▸ **RECORDS TO PROCESS**
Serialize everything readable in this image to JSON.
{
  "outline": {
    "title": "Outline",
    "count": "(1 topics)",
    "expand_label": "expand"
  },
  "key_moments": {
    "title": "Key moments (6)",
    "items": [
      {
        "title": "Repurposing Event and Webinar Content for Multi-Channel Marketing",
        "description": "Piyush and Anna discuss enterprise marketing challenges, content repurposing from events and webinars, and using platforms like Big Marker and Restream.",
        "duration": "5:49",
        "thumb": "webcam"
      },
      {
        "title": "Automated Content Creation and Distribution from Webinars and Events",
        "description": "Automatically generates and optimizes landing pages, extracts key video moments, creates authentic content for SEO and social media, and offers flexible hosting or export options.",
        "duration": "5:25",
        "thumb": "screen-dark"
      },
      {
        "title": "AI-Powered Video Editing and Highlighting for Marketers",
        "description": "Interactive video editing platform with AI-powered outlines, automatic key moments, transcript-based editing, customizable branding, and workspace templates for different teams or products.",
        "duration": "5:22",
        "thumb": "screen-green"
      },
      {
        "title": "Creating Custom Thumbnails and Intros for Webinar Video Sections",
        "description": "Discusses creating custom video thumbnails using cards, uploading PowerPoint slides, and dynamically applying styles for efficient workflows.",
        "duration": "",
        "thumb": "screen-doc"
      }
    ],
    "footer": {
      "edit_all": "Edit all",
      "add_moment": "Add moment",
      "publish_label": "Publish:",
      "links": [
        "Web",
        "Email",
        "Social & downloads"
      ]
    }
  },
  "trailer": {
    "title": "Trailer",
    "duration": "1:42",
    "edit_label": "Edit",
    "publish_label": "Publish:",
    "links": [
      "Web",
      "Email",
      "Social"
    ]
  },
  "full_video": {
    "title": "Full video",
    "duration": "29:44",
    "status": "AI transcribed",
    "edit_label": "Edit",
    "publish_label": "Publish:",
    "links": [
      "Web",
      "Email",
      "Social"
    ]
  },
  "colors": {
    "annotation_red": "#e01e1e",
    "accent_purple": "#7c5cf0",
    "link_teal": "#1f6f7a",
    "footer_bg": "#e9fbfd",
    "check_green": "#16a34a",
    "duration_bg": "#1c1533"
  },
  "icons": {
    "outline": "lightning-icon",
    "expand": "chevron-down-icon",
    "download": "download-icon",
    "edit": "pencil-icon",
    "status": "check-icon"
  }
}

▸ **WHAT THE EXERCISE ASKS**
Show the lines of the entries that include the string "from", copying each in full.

▸ **EXERCISE RESULT**
        "description": "Piyush and Anna discuss enterprise marketing challenges, content repurposing from events and webinars, and using platforms like Big Marker and Restream.",
        "title": "Automated Content Creation and Distribution from Webinars and Events",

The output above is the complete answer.